UK security minister defends new anti-protest laws ahead of coronation


King Charles’s coronation is a “chance to showcase our liberty”, a cabinet minister, has said, after the UK government fast-tracked legislation to crack down on protests.

The security minister, Tom Tugendhat, defended the new laws, which include a 12-month prison sentence for protesters who block roads and a six-month prison sentence or unlimited fine for anyone who locks on to others, objects or buildings. Police will also be able to stop and search protesters they suspect are setting out to cause “disruption”.

Official warning letters have been sent to anti-monarchists planning to stage peaceful protests at the coronation, but the cabinet minister insisted people will still have the “liberty to protest”.

“Empowering people to come together, freely, openly and demonstrating security can be a liberator, not like in authoritarian states where it is a controller.”

He said anti-monarchists would still “have the liberty to protest but they would not have the liberty to disrupt others. That’s where we’re drawing a difference”.

The security minister refused to be drawn on the guidelines to hosting a “non-disruptive protest”, to avoid people “finding loopholes”, but said planning for the coronation had been a very complex police and intelligence operation.

“We’re not just thinking of our own security but the security of heads of states, and we’re dealing with protest groups who have nothing to do with UK but to do with foreign leaders visiting the UK,” he said.

When asked if police had had enough time to process and digest the new laws they will be enforcing this week, Tugendhat said: “We passed the laws to give police powers they’ve asked for for months. This is not to do with coronation but we’ve seen the nature of protest become so much more disruptive and intrusive. We can’t deliver on the five pledges if we can’t get the economy going.”

Thousands of officers are being drawn from across the UK for the ceremonial event in a security operation called Operation Golden Orb. Hundreds of officers will line the route towards Westminster Abbey while plain-clothed police will be in the crowds and snipers will be situated on rooftops.

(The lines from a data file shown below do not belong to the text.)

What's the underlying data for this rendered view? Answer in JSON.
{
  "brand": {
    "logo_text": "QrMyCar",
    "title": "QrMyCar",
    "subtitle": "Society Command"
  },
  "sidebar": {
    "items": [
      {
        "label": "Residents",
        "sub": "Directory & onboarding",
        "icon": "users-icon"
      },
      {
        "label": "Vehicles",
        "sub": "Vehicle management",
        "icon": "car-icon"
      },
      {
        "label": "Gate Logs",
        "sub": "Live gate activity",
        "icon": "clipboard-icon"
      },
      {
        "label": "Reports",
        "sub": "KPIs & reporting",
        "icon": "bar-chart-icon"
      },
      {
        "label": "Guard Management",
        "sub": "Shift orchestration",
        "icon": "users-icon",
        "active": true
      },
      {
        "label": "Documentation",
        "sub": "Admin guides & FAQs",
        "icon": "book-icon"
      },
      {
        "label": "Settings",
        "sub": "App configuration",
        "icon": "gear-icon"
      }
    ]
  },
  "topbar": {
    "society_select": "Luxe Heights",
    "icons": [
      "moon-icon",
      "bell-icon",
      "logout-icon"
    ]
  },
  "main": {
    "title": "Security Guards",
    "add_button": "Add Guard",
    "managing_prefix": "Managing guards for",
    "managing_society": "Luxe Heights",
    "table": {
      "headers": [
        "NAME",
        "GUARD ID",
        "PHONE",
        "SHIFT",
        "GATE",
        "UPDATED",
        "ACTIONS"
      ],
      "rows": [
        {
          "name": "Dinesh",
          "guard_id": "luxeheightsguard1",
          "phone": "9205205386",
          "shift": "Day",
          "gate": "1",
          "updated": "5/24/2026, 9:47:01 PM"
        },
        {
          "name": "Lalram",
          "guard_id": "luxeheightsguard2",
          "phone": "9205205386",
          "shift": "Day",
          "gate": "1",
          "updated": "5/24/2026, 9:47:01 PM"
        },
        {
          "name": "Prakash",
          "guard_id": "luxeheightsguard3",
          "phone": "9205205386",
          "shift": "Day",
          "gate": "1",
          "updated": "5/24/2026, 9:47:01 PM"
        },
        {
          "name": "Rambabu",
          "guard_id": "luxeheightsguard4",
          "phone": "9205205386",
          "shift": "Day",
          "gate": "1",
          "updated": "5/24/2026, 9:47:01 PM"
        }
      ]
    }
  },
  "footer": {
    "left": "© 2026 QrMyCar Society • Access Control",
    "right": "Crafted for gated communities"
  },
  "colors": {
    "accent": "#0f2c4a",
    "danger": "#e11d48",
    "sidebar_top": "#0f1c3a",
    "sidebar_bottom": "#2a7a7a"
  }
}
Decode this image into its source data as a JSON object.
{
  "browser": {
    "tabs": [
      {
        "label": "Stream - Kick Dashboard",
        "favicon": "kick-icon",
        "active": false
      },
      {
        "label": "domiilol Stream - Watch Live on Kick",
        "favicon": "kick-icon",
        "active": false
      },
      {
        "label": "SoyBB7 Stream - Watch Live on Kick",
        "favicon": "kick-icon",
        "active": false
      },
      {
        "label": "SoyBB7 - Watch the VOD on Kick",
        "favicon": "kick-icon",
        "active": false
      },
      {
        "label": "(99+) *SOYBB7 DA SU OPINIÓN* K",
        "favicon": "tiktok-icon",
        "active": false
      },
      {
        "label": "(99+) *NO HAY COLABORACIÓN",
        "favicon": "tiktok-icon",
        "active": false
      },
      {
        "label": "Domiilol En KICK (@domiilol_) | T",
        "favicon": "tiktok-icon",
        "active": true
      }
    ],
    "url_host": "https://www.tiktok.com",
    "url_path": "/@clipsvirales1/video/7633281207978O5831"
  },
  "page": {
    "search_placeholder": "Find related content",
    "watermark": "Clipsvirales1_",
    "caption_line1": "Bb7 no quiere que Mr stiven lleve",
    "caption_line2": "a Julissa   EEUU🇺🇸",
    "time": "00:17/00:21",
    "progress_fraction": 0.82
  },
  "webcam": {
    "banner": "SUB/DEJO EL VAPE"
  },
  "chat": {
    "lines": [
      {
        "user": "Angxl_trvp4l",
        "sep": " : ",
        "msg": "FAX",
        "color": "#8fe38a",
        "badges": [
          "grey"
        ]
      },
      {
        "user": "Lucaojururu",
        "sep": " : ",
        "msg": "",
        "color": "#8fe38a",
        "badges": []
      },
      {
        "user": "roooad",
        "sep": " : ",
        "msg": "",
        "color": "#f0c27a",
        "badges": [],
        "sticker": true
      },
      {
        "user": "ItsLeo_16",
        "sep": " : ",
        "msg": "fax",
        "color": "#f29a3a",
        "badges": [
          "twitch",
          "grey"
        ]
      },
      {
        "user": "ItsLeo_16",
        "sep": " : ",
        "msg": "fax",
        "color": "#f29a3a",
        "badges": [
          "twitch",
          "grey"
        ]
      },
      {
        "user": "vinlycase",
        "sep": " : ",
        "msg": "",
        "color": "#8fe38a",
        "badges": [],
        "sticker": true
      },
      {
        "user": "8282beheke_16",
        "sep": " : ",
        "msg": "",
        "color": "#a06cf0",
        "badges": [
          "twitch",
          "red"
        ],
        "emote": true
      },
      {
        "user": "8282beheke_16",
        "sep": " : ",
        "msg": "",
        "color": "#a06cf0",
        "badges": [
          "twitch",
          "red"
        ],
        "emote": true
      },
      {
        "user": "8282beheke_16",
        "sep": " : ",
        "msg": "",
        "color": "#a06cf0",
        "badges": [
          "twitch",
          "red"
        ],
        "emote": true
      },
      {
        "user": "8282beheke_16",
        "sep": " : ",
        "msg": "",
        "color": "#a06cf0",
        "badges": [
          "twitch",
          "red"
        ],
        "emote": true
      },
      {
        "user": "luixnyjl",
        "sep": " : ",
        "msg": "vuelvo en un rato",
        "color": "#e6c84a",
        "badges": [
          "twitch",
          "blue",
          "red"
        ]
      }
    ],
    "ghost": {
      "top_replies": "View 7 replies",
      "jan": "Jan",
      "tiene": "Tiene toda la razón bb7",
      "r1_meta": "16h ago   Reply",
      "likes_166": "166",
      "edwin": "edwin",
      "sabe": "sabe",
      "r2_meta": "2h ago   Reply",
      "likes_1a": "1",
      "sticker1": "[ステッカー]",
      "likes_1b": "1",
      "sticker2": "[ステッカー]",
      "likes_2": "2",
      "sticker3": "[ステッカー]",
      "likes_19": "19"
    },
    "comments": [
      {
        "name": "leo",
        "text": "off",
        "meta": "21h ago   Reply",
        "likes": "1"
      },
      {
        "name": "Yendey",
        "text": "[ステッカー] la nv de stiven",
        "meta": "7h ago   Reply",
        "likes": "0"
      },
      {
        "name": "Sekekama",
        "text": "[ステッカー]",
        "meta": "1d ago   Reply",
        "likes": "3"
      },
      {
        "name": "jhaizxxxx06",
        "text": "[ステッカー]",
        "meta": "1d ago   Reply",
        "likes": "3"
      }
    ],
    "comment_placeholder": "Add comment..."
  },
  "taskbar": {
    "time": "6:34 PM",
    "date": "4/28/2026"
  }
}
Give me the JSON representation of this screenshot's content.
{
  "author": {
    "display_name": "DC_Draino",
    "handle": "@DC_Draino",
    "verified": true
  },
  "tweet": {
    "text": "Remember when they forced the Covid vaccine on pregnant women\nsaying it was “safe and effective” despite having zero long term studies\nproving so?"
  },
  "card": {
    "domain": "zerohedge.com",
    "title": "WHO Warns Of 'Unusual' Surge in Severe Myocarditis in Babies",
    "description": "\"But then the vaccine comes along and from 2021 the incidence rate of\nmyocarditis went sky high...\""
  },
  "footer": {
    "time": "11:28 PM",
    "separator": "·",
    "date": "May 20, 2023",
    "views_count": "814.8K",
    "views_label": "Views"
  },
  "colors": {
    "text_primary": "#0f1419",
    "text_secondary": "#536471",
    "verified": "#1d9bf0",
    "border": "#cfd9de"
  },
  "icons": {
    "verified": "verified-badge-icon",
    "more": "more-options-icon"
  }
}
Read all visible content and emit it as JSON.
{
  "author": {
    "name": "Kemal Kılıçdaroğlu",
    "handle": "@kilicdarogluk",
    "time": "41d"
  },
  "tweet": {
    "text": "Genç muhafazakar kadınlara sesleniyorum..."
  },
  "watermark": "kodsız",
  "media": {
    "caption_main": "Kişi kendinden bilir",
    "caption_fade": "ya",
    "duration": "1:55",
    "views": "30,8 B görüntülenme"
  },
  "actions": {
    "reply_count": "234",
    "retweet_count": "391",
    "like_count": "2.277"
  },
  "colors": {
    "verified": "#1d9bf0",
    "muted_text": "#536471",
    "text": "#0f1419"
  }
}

The man was arrested and detained at about 7pm after he approached the palace gates and threw a number of items, the Metropolitan police said. He was held on suspicion of possession of an offensive weapon after he was searched and a knife was found, but he was not carrying a gun.

Reacting to the incident outside the Palace, Tugendhat told Sky News: “I’m very glad to see the police reacted incredibly quickly, incredibly professionally to the incident last night. We’re in no way complacent and I’m very proud of the response the police have done.”

Police do not believe it was a terrorist incident, and the mental health history of the suspect is being examined. The man arrested is believed to have been acting alone and it is being treated as an isolated incident.

Specialists attended and after an assessment a controlled explosion was conducted as a precaution.

The minister refused to be drawn on how much the security operation around the coronation would cost, following reports the plan would cost the taxpayer around £100m. “It’s not a figure I recognise,” he said.

“It’s very difficult to pull that out as a separate figure, for the simple reason that we have got an enormous amount of effort going in for a major incident like this in different parts of the country – because there are people getting together in streets, there’s people getting together in gatherings across the country because this is a moment of national celebration.”

The king and the queen consort were not at Buckingham Palace at the time of Tuesday night’s incident. However, the king hosted Australia’s prime minister, Anthony Albanese, during an audience at the palace earlier on Tuesday.